On Wednesday night, the Hazel Blears resignation looked bad enough. The BBC's Nick Robinson called it "deliberate, calculated and with intent". It was a resignation designed to wound, and although Peter Mandelson was apparently heard commenting that "Hazel Blears is not exactly Michael Heseltine resigning over Westland", there is no doubt that her pre-emptive strike caused discomfort at Downing Street, and allowed the rumour mill to flourish. But last night at Westminster, there was little talk of another Cabinet resignation before the reshuffle, and it was possible to explain the Blears and Smith actions away as very individual decisions. James Purnell's surprise resignation on Thursday evening has certainly changed that. A Blairite, he has long been talked up as one of Labour's bright hopes for the future. Certainly ambitious, his extraordinary move shows the depth of the desperation of some of Labour's top figures.
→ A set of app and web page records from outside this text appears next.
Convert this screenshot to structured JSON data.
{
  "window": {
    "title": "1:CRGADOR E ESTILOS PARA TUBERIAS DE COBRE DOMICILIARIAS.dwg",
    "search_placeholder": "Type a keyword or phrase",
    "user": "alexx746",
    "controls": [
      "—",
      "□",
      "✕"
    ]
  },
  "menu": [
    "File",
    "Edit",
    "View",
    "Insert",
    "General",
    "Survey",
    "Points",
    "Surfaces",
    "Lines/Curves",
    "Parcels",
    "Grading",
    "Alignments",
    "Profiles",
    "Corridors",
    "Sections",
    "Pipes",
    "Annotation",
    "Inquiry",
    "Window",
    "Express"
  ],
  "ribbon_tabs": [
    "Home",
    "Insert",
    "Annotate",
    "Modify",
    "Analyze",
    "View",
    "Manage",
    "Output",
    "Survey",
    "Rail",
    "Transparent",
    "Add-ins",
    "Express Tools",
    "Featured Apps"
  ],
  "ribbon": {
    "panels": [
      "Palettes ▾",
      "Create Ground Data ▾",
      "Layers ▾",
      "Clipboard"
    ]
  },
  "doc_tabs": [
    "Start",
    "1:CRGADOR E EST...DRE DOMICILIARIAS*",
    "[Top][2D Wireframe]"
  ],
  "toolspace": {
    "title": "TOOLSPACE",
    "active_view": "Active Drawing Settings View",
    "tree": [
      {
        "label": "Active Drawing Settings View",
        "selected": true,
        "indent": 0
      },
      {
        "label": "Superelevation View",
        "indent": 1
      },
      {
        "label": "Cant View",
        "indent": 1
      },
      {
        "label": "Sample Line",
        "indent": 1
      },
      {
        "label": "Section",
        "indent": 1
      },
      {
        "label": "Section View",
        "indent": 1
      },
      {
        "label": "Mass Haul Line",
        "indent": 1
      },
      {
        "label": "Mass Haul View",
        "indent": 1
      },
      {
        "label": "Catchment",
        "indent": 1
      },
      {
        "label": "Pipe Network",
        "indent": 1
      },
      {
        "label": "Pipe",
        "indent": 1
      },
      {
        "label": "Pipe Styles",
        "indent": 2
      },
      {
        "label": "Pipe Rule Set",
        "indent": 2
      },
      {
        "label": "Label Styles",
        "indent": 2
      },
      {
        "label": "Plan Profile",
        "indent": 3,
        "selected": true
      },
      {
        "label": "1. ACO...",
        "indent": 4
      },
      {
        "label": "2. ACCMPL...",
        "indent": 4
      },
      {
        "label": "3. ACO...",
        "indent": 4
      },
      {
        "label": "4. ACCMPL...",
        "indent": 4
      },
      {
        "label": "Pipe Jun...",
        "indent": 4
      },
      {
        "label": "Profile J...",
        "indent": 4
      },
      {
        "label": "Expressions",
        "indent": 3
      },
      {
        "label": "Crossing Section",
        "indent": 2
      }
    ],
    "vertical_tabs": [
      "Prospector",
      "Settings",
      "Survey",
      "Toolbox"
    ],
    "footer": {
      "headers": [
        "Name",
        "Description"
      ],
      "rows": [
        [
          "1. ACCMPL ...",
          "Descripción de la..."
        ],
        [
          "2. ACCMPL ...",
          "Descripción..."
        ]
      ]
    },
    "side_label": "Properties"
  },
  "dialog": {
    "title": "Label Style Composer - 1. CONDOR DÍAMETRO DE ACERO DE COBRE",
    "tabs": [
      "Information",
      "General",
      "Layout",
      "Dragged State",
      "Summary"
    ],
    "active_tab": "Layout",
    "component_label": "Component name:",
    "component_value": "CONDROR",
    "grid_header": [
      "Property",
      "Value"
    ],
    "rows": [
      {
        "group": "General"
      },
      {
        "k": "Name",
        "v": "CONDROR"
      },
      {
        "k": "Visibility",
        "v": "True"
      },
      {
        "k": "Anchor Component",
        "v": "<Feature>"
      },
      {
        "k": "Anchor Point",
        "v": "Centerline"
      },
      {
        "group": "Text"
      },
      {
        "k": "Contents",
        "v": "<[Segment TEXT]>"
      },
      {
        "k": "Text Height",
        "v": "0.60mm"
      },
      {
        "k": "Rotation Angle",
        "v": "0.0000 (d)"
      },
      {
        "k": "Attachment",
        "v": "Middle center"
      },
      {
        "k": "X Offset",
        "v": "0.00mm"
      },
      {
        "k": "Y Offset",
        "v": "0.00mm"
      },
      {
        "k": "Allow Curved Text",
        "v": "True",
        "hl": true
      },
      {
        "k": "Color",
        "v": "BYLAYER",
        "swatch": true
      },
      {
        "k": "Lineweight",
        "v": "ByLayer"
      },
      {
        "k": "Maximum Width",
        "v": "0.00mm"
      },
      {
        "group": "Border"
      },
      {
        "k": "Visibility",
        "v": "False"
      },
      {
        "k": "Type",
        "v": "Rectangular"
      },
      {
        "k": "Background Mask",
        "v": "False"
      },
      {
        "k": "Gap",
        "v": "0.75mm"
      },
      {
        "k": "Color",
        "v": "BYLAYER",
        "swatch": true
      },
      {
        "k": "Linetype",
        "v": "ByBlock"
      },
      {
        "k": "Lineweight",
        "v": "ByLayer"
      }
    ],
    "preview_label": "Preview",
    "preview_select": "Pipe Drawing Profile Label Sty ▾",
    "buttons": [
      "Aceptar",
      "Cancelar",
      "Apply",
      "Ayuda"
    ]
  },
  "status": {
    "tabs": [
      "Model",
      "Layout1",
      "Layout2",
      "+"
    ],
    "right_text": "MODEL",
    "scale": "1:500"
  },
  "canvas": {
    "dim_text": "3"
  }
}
He clearly believes that Gordon Brown's continued leadership cannot be tolerated, and has now done his level best to bring it to an end.
But for all the shock value, Purnell is acting alone. That was made palpably clear by the fast reaction of Purnell's probable favourite for the Labour leadership, David Miliband. Miliband has moved fast to put clear distance between himself and Purnell - it was wrong to resign, and it is Purnell's misfortune to place his faith in such a weak reed. It is also Brown's possible good fortune - if a man in his current position can be said to have any good fortune at present. I am hesitant - particularly after having so badly mis-called the Speaker issue a coupe of weeks ago - to predict that Brown will stay, but the odds are still on that he will. It takes 70 Labour MPs to break cover and sign a nomination paper for there to be even the hope of a leadership election should Brown - as all good judges confirm he will- resist standing down. And they also need a candidate to back, and there is absolutely no clear indication as to who that might be. With Miliband confirming he will stay in the Cabinet, and Alan Johnson pouring cold water on his own leadership abilities, Brown does not look as if he is facing any heavyweight leadership challengers. And Purnell has also said he is no leadership challenger. But, whatever the subtleties of Gordon Brown's position tonight, he knows, none better, that 24 hours is a long time in politics.